Problem description: Using the records that follow, copy every line containing the word "label".

Extracted records:
┄┄┄┄┄┄┄┄┄┄

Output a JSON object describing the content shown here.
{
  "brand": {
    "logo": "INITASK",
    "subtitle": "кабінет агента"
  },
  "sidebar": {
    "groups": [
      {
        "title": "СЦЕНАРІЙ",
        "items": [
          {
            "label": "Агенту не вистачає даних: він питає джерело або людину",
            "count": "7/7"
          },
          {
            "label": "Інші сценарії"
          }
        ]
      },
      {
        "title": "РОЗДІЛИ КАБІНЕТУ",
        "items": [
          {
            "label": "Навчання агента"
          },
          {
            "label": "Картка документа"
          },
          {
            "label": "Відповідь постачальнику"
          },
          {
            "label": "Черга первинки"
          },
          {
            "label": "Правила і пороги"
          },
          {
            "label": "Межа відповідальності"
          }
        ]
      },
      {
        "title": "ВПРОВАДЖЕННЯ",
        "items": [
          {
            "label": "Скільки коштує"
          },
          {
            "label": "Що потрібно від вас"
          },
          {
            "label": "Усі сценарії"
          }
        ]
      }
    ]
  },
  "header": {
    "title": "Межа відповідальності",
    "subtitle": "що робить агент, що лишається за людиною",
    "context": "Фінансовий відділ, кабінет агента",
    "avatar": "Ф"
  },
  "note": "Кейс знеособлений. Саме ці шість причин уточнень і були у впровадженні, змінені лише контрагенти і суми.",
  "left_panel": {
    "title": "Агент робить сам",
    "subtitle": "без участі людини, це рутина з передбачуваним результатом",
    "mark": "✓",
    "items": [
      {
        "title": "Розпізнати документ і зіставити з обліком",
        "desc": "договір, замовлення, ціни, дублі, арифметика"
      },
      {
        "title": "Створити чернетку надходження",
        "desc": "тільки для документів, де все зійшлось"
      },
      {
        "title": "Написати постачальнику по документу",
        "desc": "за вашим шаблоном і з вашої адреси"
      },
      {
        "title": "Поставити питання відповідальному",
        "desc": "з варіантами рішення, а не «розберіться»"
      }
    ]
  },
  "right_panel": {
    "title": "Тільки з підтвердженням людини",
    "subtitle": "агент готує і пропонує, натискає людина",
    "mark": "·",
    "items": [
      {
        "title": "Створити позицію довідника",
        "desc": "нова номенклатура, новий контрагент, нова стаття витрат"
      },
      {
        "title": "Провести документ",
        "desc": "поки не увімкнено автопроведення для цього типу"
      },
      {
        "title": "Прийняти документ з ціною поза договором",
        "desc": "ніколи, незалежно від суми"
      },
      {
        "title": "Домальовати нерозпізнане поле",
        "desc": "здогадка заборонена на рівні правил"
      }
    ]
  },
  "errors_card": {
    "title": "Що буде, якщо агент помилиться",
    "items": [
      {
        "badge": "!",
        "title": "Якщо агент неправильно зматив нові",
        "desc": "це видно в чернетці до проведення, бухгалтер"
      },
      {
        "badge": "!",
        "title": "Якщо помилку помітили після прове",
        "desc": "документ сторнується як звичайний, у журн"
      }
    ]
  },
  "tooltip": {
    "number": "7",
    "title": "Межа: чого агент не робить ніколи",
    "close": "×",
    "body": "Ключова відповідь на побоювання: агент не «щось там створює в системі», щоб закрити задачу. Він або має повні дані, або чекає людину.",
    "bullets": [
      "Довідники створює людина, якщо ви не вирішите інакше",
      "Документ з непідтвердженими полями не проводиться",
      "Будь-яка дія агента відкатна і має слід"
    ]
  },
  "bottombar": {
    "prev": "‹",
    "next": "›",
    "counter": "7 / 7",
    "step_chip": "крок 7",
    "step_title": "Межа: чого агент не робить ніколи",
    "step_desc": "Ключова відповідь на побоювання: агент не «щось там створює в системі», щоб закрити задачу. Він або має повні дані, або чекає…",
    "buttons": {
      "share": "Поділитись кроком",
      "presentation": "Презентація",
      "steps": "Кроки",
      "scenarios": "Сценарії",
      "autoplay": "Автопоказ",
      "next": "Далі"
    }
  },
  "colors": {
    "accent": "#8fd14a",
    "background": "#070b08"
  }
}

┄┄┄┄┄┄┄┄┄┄

Result of the task:
            "label": "Агенту не вистачає даних: він питає джерело або людину",
            "label": "Інші сценарії"
            "label": "Навчання агента"
            "label": "Картка документа"
            "label": "Відповідь постачальнику"
            "label": "Черга первинки"
            "label": "Правила і пороги"
            "label": "Межа відповідальності"
            "label": "Скільки коштує"
            "label": "Що потрібно від вас"
            "label": "Усі сценарії"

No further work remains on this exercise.